How we did it:
Thomas H. Cormen
Some books on algorithms are rigorous but incomplete; others cover masses of material but lack rigor. Introduction to Algorithms uniquely combines rigor and comprehensiveness. The book covers a broad range of algorithms in depth, yet makes their design and analysis accessible to all levels of readers. Each chapter is relatively self-contained and can be used as a unit of study. The algorithms are described in English and in a pseudocode designed to be readable by anyone who has done a little programming. The explanations have been kept elementary without sacrificing depth of coverage or mathematical rigor.The first edition became a widely used text in universities worldwide as well as the standard reference for professionals. The second edition featured new chapters on the role of algorithms, probabilistic analysis and randomized algorithms, and linear programming. The third edition has been revised and updated throughout.
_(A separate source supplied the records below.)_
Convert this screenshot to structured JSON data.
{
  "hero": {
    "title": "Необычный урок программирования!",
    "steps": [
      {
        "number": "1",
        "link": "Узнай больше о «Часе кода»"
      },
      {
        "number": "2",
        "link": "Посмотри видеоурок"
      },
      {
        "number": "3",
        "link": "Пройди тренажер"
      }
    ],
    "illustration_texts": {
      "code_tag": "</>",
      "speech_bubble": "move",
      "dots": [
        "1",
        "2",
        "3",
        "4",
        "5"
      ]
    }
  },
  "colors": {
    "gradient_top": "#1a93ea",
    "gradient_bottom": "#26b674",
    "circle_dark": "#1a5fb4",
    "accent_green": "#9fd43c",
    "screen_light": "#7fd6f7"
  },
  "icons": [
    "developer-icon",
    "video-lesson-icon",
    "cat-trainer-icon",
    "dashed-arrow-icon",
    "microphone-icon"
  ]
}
It includes two completely new chapters, on van Emde Boas trees and multithreaded algorithms, substantial additions to the chapter on recurrence (now called "Divide-and-Conquer"), and an appendix on matrices. It features improved treatment of dynamic programming and greedy algorithms and a new notion of edge-based flow in the material on flow networks. Many new exercises and problems have been added for this edition. As of the third edition, this textbook is published exclusively by the MIT Press.
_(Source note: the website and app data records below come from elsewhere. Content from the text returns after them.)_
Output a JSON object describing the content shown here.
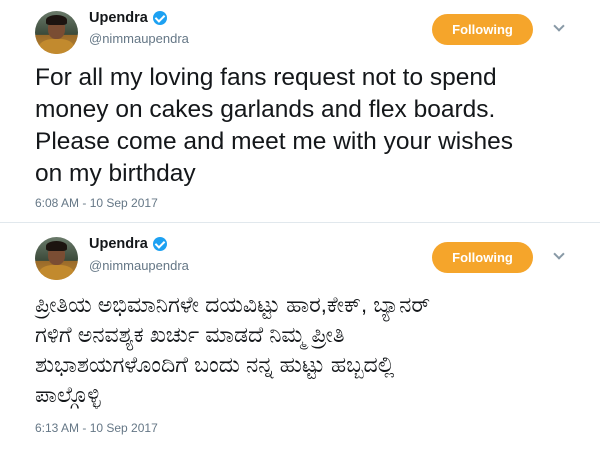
{
  "tweets": [
    {
      "author_name": "Upendra",
      "handle": "@nimmaupendra",
      "follow_label": "Following",
      "text": "For all my loving fans request not to spend\nmoney on cakes garlands and flex boards.\nPlease come and meet me with your wishes\non my birthday",
      "timestamp": "6:08 AM - 10 Sep 2017"
    },
    {
      "author_name": "Upendra",
      "handle": "@nimmaupendra",
      "follow_label": "Following",
      "text": "ಪ್ರೀತಿಯ ಅಭಿಮಾನಿಗಳೇ ದಯವಿಟ್ಟು ಹಾರ,ಕೇಕ್, ಬ್ಯಾನರ್\nಗಳಿಗೆ ಅನವಶ್ಯಕ ಖರ್ಚು ಮಾಡದೆ ನಿಮ್ಮ ಪ್ರೀತಿ\nಶುಭಾಶಯಗಳೊಂದಿಗೆ ಬಂದು ನನ್ನ ಹುಟ್ಟು ಹಬ್ಬದಲ್ಲಿ\nಪಾಲ್ಗೊಳ್ಳಿ",
      "timestamp": "6:13 AM - 10 Sep 2017"
    }
  ],
  "colors": {
    "follow_button": "#f5a52b",
    "verified": "#1da1f2",
    "secondary_text": "#657786"
  },
  "icons": {
    "verified": "verified-badge-icon",
    "menu": "chevron-down-icon"
  }
}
Designed to be easy to read and understand although the topic itself is complicated, this book explains that algorithms are the procedures that software programs use to manipulate data structures. Besides clear and simple example programs, Lafore includes a workshop as a small demonstration program executable on a Web browser.
Mark Allen Weiss
In this text, readers are able to look at specific problems and see how careful implementations can reduce the time constraint for large amounts of data from several years to less than a second. This new edition contains all the enhancements of the new Java 5.0 code including detailed examples and an implementation of a large subset of the Java 5.0 Collections API. This text is for readers who want to learn good programming and algorithm analysis skills simultaneously so that they can develop such programs with the maximum amount of efficiency. Readers should have some knowledge of intermediate programming, including topics as object-based programming and recursion, and some background in discrete math.
Mark Allen Weiss
Data Structures and Problem Solving Using Java takes a practical and unique approach to data structures that separates interface from implementation. It is suitable for the second or third programming course. This book provides a practical introduction to data structures with an emphasis on abstract thinking and problem solving, as well as the use of Java. It does this through what remains a unique approach that clearly separates each data structure's interface (how to use a data structure) from its implementation (how to actually program that structure). Parts I (Tour of Java), II (Algorithms and Building Blocks), and III (Applications) lay the groundwork by discussing basic concepts and tools and providing some practical examples, while Part IV (Implementations) focuses on implementation of data structures. This forces the reader to think about the functionality of the data structures before the hash table is implemented. The Fourth Edition features many new updates as well as new exercises.